Media Fact-Checking More Aggressive Under Trump

Journalism/public policy professor Bill Adair, who helped start the PolitiFact.com website, notes the growth of fact-checking during the fall campaign and challenged journalists to keep it up. Since Election Day, Adair says they have.

Read More in The New York Times

 

 

 

President Trump’s Mix of Politics and Military

President Trump was right to try to build a relationship with the military he now commands, but it’s a mistake for the president to speculate about its voting behavior, says political scientist Peter Feaver. “The military, the intelligence community and the foreign service jealously guard their professional identity of being nonpartisan and apolitical,” he says.

Read More in The New York Times

 

The Establishment Clause and Genocide

“As we make hard (and, indeed, heartbreaking) decisions as how best we might alleviate refugee suffering consonant with our own security, we must not turn our backs on the victims of genocide – even if that victimization is based on religious belief – as genocide victims are clearly the most in need of a priority,” writes law professor Charles Dunlap.

Read More in Lawfire

Benefits of a Federal Job Guarantee

“Not only would a federal job guarantee bring justice to the millions who desire work, but it would also address the long-standing unjust barriers that keep large segments of stigmatized populations out of the labor force,” write public policy/economics professor William “Sandy” Darity, postdoctoral associate Mark Paul and a colleague.

Read More in Jacobin

Is News of Terror Attacks Underplayed?

Peter Feaver, a political scientist who studies public opinion on national security issues, says he saw no basis for the White House claims. “I don’t think there’s evidence of the press underreporting terrorism. The corporate incentives run the other way.”

Read More in The New York Times

In Trump’s Orders, a Test of Checks and Balances

“What we’re seeing is a salutary operation of checks and balances,” says Ernest Young, a constitutional law professor. “A lot of presidents come into office with a very broad view of what they’re going to be able to do. It’s not that uncommon (to be blocked by the courts), but that’s how the system is supposed to work.”

Read More in The Christian Science Monitor

Economics of Dakota Access Pipeline

“The financial crisis and ensuing banking bailouts ensured private profits while socializing losses. Trump is bringing the same logic to the table, socializing costs associated with pollution — and not counting them — while privatizing profits from the pipelines,” writes Mark Paul, postdoctoral associate at the Samuel DuBois Cook Center on Social Equity. (Photo by Tony Webster)

Read More in The Huffington Post

Should Churches and Politics Mix?

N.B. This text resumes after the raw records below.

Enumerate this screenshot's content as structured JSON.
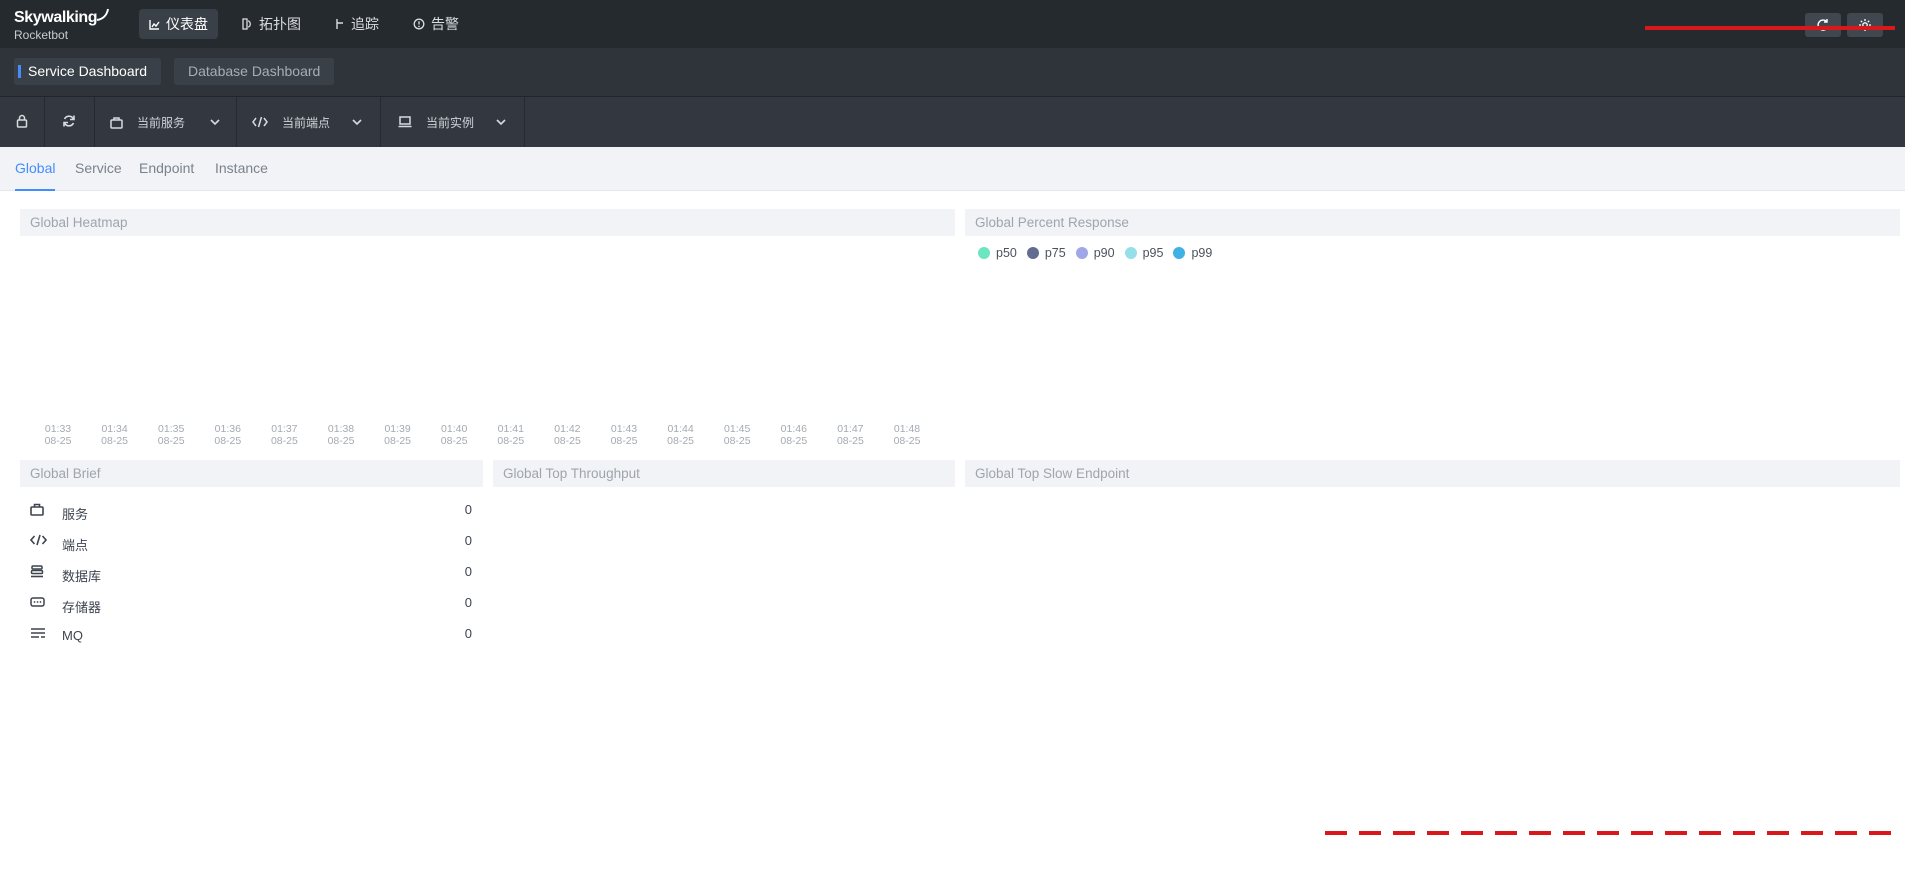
{
  "app": {
    "logo_main": "Skywalking",
    "logo_sub": "Rocketbot"
  },
  "nav": [
    {
      "label": "仪表盘",
      "icon": "chart-icon",
      "active": true
    },
    {
      "label": "拓扑图",
      "icon": "topology-icon",
      "active": false
    },
    {
      "label": "追踪",
      "icon": "trace-icon",
      "active": false
    },
    {
      "label": "告警",
      "icon": "alarm-icon",
      "active": false
    }
  ],
  "dashboards": [
    {
      "label": "Service Dashboard",
      "active": true
    },
    {
      "label": "Database Dashboard",
      "active": false
    }
  ],
  "toolbar": {
    "service_label": "当前服务",
    "endpoint_label": "当前端点",
    "instance_label": "当前实例"
  },
  "tabs": [
    "Global",
    "Service",
    "Endpoint",
    "Instance"
  ],
  "panels": {
    "heatmap_title": "Global Heatmap",
    "percent_title": "Global Percent Response",
    "brief_title": "Global Brief",
    "throughput_title": "Global Top Throughput",
    "slow_title": "Global Top Slow Endpoint"
  },
  "heatmap_times": [
    {
      "time": "01:33",
      "date": "08-25"
    },
    {
      "time": "01:34",
      "date": "08-25"
    },
    {
      "time": "01:35",
      "date": "08-25"
    },
    {
      "time": "01:36",
      "date": "08-25"
    },
    {
      "time": "01:37",
      "date": "08-25"
    },
    {
      "time": "01:38",
      "date": "08-25"
    },
    {
      "time": "01:39",
      "date": "08-25"
    },
    {
      "time": "01:40",
      "date": "08-25"
    },
    {
      "time": "01:41",
      "date": "08-25"
    },
    {
      "time": "01:42",
      "date": "08-25"
    },
    {
      "time": "01:43",
      "date": "08-25"
    },
    {
      "time": "01:44",
      "date": "08-25"
    },
    {
      "time": "01:45",
      "date": "08-25"
    },
    {
      "time": "01:46",
      "date": "08-25"
    },
    {
      "time": "01:47",
      "date": "08-25"
    },
    {
      "time": "01:48",
      "date": "08-25"
    }
  ],
  "percent_legend": [
    {
      "name": "p50",
      "color": "#6be6c1"
    },
    {
      "name": "p75",
      "color": "#626c91"
    },
    {
      "name": "p90",
      "color": "#a0a7e6"
    },
    {
      "name": "p95",
      "color": "#96dee8"
    },
    {
      "name": "p99",
      "color": "#3fb1e3"
    }
  ],
  "brief": [
    {
      "label": "服务",
      "value": "0",
      "icon": "service-icon"
    },
    {
      "label": "端点",
      "value": "0",
      "icon": "endpoint-icon"
    },
    {
      "label": "数据库",
      "value": "0",
      "icon": "database-icon"
    },
    {
      "label": "存储器",
      "value": "0",
      "icon": "cache-icon"
    },
    {
      "label": "MQ",
      "value": "0",
      "icon": "mq-icon"
    }
  ],
  "colors": {
    "accent": "#448dfe",
    "topbar": "#252a2f",
    "toolbar": "#333840"
  }
}
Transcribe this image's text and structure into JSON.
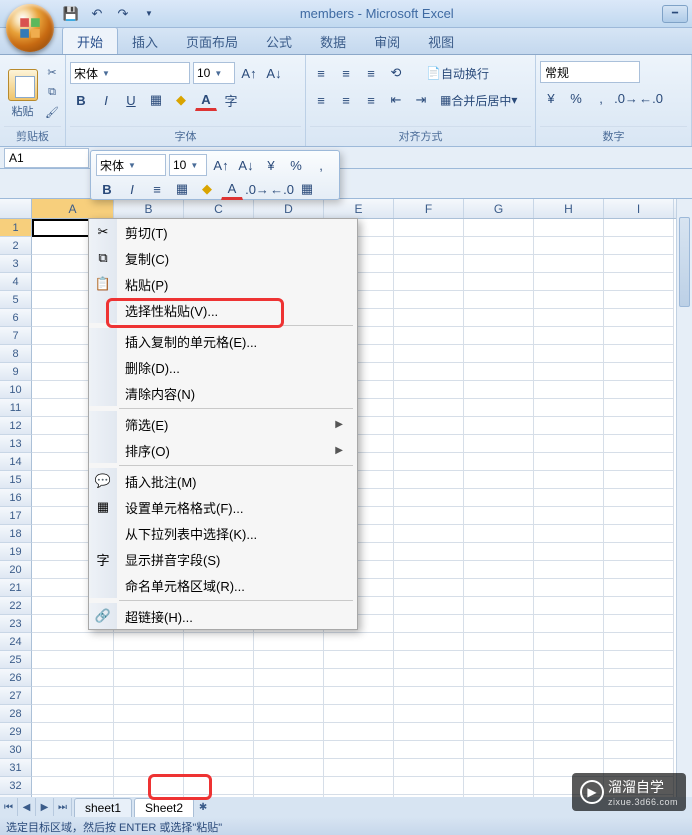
{
  "title": "members - Microsoft Excel",
  "tabs": [
    "开始",
    "插入",
    "页面布局",
    "公式",
    "数据",
    "审阅",
    "视图"
  ],
  "active_tab": 0,
  "ribbon": {
    "clipboard_label": "剪贴板",
    "paste_label": "粘贴",
    "font_label": "字体",
    "align_label": "对齐方式",
    "number_label": "数字",
    "font_name": "宋体",
    "font_size": "10",
    "wrap_text": "自动换行",
    "merge_center": "合并后居中",
    "number_format": "常规"
  },
  "mini_toolbar": {
    "font_name": "宋体",
    "font_size": "10"
  },
  "namebox": "A1",
  "columns": [
    "A",
    "B",
    "C",
    "D",
    "E",
    "F",
    "G",
    "H",
    "I"
  ],
  "row_count": 34,
  "context_menu": [
    {
      "icon": "cut",
      "label": "剪切(T)"
    },
    {
      "icon": "copy",
      "label": "复制(C)"
    },
    {
      "icon": "paste",
      "label": "粘贴(P)"
    },
    {
      "icon": "",
      "label": "选择性粘贴(V)...",
      "highlight": true
    },
    {
      "sep": true
    },
    {
      "icon": "",
      "label": "插入复制的单元格(E)..."
    },
    {
      "icon": "",
      "label": "删除(D)..."
    },
    {
      "icon": "",
      "label": "清除内容(N)"
    },
    {
      "sep": true
    },
    {
      "icon": "",
      "label": "筛选(E)",
      "sub": true
    },
    {
      "icon": "",
      "label": "排序(O)",
      "sub": true
    },
    {
      "sep": true
    },
    {
      "icon": "comment",
      "label": "插入批注(M)"
    },
    {
      "icon": "format",
      "label": "设置单元格格式(F)..."
    },
    {
      "icon": "",
      "label": "从下拉列表中选择(K)..."
    },
    {
      "icon": "pinyin",
      "label": "显示拼音字段(S)"
    },
    {
      "icon": "",
      "label": "命名单元格区域(R)..."
    },
    {
      "sep": true
    },
    {
      "icon": "link",
      "label": "超链接(H)..."
    }
  ],
  "sheets": {
    "list": [
      "sheet1",
      "Sheet2"
    ],
    "active": 1
  },
  "status": "选定目标区域，然后按 ENTER 或选择\"粘贴\"",
  "watermark": {
    "brand": "溜溜自学",
    "url": "zixue.3d66.com"
  }
}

President Trump’s proposal to give churches the opportunity to participate in political campaigns “may well prove to be unhealthy for both the political process and for churches themselves,” writes law professor Richard Schmalbeck. “This is primarily because contributions to churches (and other charities) are deductible for federal and state income tax purposes. This means that churches, if freed from the ban on campaign participation, would be the only institutions in our society that could engage in political activity on a tax-deductible basis.”

Read More in the Journal Sentinel